The implementation of the Desertification Control Projects is vital for the arid and semi-arid regions of northern China. By analyzing questionnaire data from Yanchi County, this study assessed the effects of local DCPs carried out after 2000 from the farmers’ perspective. We found that the DCPs had effectively improved the local environment and increased the farmers’ income. The farmers from both regions of Yanchi County had positive attitudes towards the DCPs, but farmers in the southern region had a higher degree of acceptance. Three problems concerning the farmers’ participation, the projects’ sustainability, and the DCPs’ measures were identified, and suggestions for solving these problems were discussed.

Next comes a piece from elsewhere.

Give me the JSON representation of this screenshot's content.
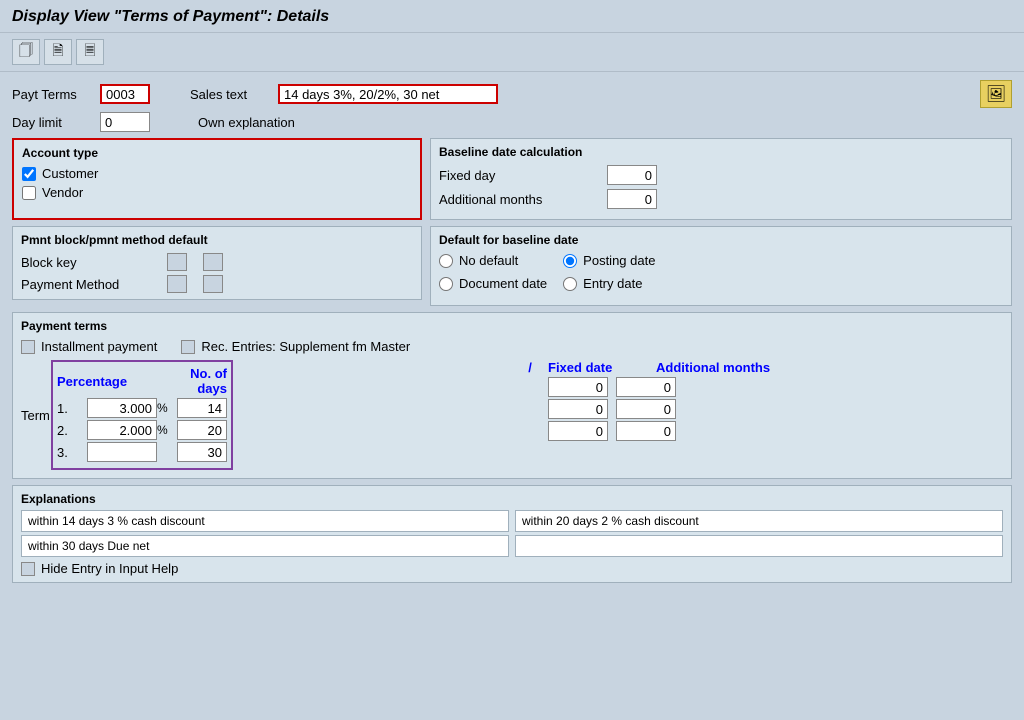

This paper adopted a novel approach to assessing the effects of the DCPs from the participants’ perspective. The findings of this study have some important implications for other regions with similar environmental conservation projects, even in other continents or under different socioeconomic conditions. Firstly, all the results are based on the direct interviews with the farmers, which allows us to treat the government projects in a humanistic way. In this study, the farmers’ feelings and opinions are the center of consideration, rather than relying on official comments or corporate profits. Secondly, intra-regional differences exist in all project areas. Assessing the effects of projects on the basis of the intra-regional differences does not complicate the assessment, but instead gives the study a stronger scientific basis and improves its reliability. Finally, the problems found in the DCPs of Yanchi County are a valuable reference. Similar environmental conservation projects in other areas may have similar problems to those of the DCPs, such as the low participation rate. In summary, this paper analyzed the measures and achievements made by China to combat desertification, contributing to the UNCCD and its goal of zero net land degradation. However, compared with the total population of Yanchi County, the number of respondents interviewed in this study is rather small. Some results are tentative in their generalizations and understanding of the farmers’ attitudes. Further research needs to consider the sample size and sample representativeness, which could allow firmer results and suggestions.